Exercise goal
Please count the lines in the entries below that include the word "zoom", and give only the number.

Dataset entries
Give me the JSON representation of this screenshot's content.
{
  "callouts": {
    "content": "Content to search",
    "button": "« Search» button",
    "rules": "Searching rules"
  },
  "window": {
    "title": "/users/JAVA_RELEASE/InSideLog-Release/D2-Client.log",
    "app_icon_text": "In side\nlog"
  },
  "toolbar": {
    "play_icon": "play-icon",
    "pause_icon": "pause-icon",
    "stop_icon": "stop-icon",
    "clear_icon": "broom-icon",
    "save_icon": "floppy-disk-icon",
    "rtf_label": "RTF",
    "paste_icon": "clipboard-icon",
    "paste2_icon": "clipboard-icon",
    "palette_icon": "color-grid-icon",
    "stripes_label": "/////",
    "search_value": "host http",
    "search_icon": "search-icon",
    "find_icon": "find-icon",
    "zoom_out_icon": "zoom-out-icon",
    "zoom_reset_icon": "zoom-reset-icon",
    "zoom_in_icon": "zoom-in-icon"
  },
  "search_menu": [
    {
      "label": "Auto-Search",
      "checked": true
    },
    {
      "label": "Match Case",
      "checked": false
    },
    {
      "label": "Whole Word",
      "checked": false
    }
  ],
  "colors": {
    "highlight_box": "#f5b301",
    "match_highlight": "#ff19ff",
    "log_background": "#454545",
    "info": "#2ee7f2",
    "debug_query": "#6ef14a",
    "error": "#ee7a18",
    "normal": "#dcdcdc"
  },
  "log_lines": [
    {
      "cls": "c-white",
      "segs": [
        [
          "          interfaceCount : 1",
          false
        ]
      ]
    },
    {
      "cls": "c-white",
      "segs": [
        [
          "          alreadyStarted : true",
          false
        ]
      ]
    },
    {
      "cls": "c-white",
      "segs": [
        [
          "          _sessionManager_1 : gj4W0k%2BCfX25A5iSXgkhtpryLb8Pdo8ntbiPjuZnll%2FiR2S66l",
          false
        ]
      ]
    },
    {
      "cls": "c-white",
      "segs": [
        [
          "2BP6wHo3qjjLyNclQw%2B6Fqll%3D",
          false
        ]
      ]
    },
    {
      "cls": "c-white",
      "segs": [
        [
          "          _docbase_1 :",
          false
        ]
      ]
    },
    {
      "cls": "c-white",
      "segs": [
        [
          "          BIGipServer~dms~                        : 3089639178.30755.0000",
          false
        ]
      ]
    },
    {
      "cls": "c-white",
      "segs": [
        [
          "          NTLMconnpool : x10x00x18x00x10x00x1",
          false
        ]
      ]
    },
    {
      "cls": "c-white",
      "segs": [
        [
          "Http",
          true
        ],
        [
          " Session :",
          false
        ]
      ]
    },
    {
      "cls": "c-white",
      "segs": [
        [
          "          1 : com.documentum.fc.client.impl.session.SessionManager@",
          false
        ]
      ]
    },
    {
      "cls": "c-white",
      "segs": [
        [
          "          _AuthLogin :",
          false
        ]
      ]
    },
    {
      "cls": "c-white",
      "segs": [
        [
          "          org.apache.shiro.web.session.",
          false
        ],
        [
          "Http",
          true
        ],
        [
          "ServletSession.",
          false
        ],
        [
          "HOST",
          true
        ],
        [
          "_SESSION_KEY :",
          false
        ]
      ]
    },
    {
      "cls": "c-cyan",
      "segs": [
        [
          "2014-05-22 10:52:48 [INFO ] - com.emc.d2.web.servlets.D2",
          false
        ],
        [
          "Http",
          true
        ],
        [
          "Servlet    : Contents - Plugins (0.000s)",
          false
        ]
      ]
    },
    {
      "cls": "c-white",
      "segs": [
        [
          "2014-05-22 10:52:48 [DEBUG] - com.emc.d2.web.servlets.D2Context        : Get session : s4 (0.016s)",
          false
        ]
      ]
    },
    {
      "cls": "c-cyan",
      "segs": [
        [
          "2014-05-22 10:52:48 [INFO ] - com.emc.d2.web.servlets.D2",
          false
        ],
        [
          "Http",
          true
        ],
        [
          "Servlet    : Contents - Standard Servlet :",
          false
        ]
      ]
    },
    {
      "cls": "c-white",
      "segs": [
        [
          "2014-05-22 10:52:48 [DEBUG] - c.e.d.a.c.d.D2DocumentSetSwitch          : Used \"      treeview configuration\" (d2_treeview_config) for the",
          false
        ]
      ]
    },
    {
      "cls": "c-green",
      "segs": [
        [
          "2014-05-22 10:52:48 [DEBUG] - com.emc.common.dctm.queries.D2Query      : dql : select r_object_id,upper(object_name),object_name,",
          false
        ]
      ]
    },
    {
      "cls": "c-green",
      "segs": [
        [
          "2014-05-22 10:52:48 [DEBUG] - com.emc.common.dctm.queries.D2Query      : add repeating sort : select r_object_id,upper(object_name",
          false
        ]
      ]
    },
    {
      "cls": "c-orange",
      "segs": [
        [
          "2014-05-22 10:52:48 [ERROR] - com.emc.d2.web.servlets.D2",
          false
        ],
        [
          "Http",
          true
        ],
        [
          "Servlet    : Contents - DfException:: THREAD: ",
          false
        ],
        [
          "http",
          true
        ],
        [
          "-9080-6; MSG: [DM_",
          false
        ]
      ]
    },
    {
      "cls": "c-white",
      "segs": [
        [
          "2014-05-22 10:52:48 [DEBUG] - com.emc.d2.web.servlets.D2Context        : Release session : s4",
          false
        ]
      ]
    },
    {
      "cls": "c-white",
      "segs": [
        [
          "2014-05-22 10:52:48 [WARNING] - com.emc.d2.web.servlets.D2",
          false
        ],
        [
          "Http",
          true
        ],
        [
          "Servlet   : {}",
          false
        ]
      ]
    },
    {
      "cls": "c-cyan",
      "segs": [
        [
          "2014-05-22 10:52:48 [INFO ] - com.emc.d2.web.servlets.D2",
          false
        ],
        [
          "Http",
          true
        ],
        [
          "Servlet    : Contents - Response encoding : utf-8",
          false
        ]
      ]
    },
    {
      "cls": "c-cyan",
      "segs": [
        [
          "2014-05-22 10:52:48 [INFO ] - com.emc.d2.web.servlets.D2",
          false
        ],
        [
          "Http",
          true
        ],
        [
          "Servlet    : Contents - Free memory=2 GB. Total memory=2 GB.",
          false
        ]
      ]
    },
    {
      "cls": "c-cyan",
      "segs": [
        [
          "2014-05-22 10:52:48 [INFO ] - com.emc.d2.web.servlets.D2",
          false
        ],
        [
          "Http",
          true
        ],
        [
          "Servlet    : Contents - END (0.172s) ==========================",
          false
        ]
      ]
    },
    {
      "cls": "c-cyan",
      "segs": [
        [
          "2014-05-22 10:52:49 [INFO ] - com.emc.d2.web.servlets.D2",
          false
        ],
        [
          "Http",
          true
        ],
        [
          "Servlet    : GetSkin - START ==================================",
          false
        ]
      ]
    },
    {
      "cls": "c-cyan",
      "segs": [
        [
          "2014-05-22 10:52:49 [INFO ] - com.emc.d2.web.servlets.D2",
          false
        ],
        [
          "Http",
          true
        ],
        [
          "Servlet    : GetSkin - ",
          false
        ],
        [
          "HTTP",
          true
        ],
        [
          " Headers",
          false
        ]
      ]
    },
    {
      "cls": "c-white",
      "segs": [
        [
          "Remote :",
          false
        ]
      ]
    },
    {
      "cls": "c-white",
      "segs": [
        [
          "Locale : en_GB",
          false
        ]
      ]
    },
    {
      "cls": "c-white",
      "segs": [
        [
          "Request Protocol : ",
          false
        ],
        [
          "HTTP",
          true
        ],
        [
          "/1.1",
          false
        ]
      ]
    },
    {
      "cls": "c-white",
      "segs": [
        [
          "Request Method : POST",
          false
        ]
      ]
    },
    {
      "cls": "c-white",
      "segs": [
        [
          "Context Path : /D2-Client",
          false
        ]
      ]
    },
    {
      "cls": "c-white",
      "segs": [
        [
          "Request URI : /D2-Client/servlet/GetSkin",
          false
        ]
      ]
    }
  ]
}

Answer
3